## [What is required]
After removing every image, reproduce the data exactly as it appears.

[Web page and app entries]
+-------+
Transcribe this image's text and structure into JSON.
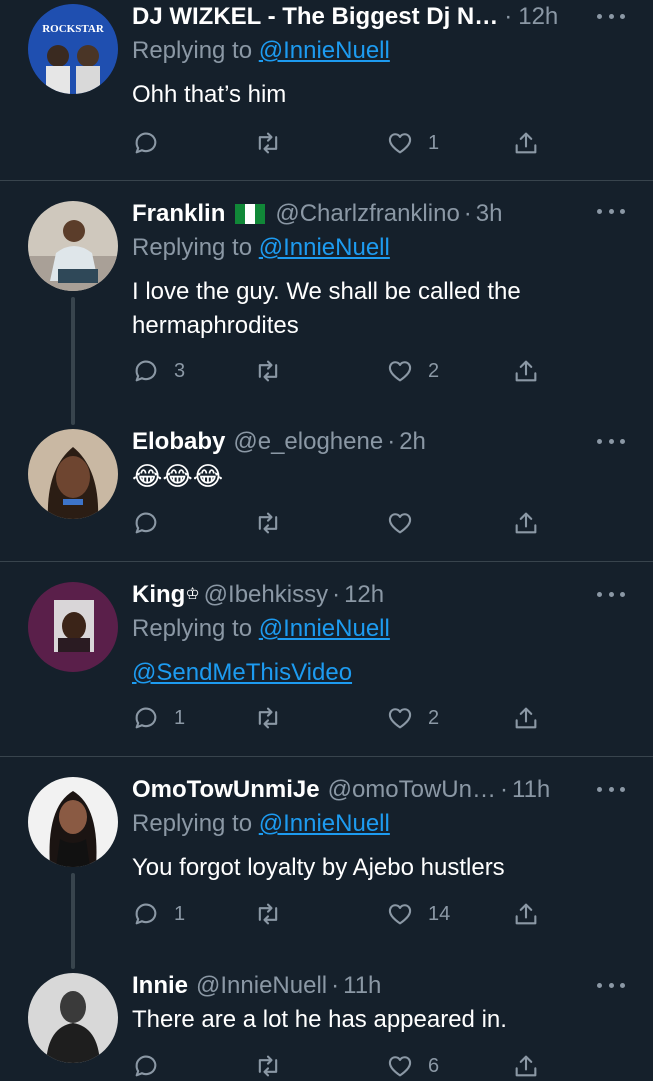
{
  "tweets": [
    {
      "name": "DJ WIZKEL - The Biggest Dj N…",
      "avatar_text": "ROCKSTAR",
      "handle": "",
      "time": "12h",
      "replying_prefix": "Replying to ",
      "replying_to": "@InnieNuell",
      "text": "Ohh that’s him",
      "replies": "",
      "likes": "1"
    },
    {
      "name": "Franklin",
      "handle": "@Charlzfranklino",
      "time": "3h",
      "replying_prefix": "Replying to ",
      "replying_to": "@InnieNuell",
      "text_line1": "I love the guy. We shall be called the",
      "text_line2": "hermaphrodites",
      "replies": "3",
      "likes": "2"
    },
    {
      "name": "Elobaby",
      "handle": "@e_eloghene",
      "time": "2h",
      "text": "😂😂😂",
      "replies": "",
      "likes": ""
    },
    {
      "name": "King",
      "name_suffix": "♔",
      "handle": "@Ibehkissy",
      "time": "12h",
      "replying_prefix": "Replying to ",
      "replying_to": "@InnieNuell",
      "text_link": "@SendMeThisVideo",
      "replies": "1",
      "likes": "2"
    },
    {
      "name": "OmoTowUnmiJe",
      "handle": "@omoTowUn…",
      "time": "11h",
      "replying_prefix": "Replying to ",
      "replying_to": "@InnieNuell",
      "text": "You forgot loyalty by Ajebo hustlers",
      "replies": "1",
      "likes": "14"
    },
    {
      "name": "Innie",
      "handle": "@InnieNuell",
      "time": "11h",
      "text": "There are a lot he has appeared in.",
      "replies": "",
      "likes": "6"
    }
  ],
  "separator": "·",
  "icons": {
    "reply": "reply-icon",
    "retweet": "retweet-icon",
    "like": "heart-icon",
    "share": "share-icon",
    "more": "more-icon"
  },
  "colors": {
    "background": "#15202b",
    "secondary_text": "#8b98a5",
    "link": "#1d9bf0",
    "divider": "#38444d"
  }
}
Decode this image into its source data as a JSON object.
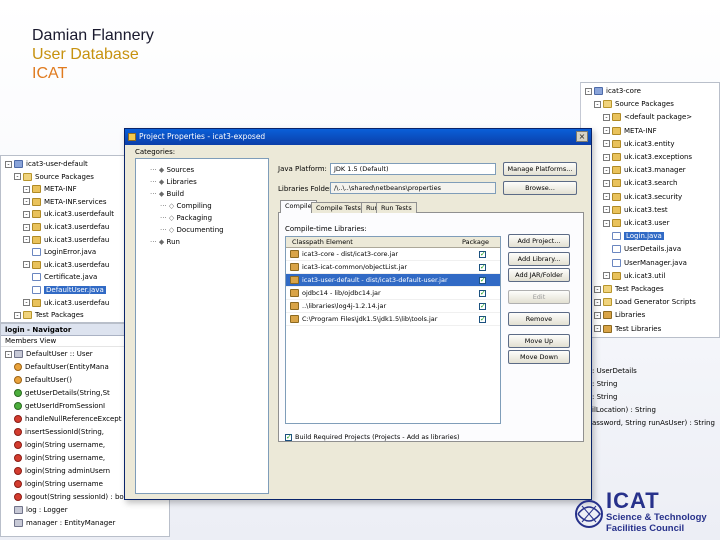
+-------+
## [Task solution]
Transcribe this image's text and structure into JSON.
{
  "tweets": [
    {
      "name": "DJ WIZKEL - The Biggest Dj N…",
      "avatar_text": "ROCKSTAR",
      "handle": "",
      "time": "12h",
      "replying_prefix": "Replying to ",
      "replying_to": "@InnieNuell",
      "text": "Ohh that’s him",
      "replies": "",
      "likes": "1"
    },
    {
      "name": "Franklin",
      "handle": "@Charlzfranklino",
      "time": "3h",
      "replying_prefix": "Replying to ",
      "replying_to": "@InnieNuell",
      "text_line1": "I love the guy. We shall be called the",
      "text_line2": "hermaphrodites",
      "replies": "3",
      "likes": "2"
    },
    {
      "name": "Elobaby",
      "handle": "@e_eloghene",
      "time": "2h",
      "text": "😂😂😂",
      "replies": "",
      "likes": ""
    },
    {
      "name": "King",
      "name_suffix": "♔",
      "handle": "@Ibehkissy",
      "time": "12h",
      "replying_prefix": "Replying to ",
      "replying_to": "@InnieNuell",
      "text_link": "@SendMeThisVideo",
      "replies": "1",
      "likes": "2"
    },
    {
      "name": "OmoTowUnmiJe",
      "handle": "@omoTowUn…",
      "time": "11h",
      "replying_prefix": "Replying to ",
      "replying_to": "@InnieNuell",
      "text": "You forgot loyalty by Ajebo hustlers",
      "replies": "1",
      "likes": "14"
    },
    {
      "name": "Innie",
      "handle": "@InnieNuell",
      "time": "11h",
      "text": "There are a lot he has appeared in.",
      "replies": "",
      "likes": "6"
    }
  ],
  "separator": "·",
  "icons": {
    "reply": "reply-icon",
    "retweet": "retweet-icon",
    "like": "heart-icon",
    "share": "share-icon",
    "more": "more-icon"
  },
  "colors": {
    "background": "#15202b",
    "secondary_text": "#8b98a5",
    "link": "#1d9bf0",
    "divider": "#38444d"
  }
}
Decode this image into its source data as a JSON object.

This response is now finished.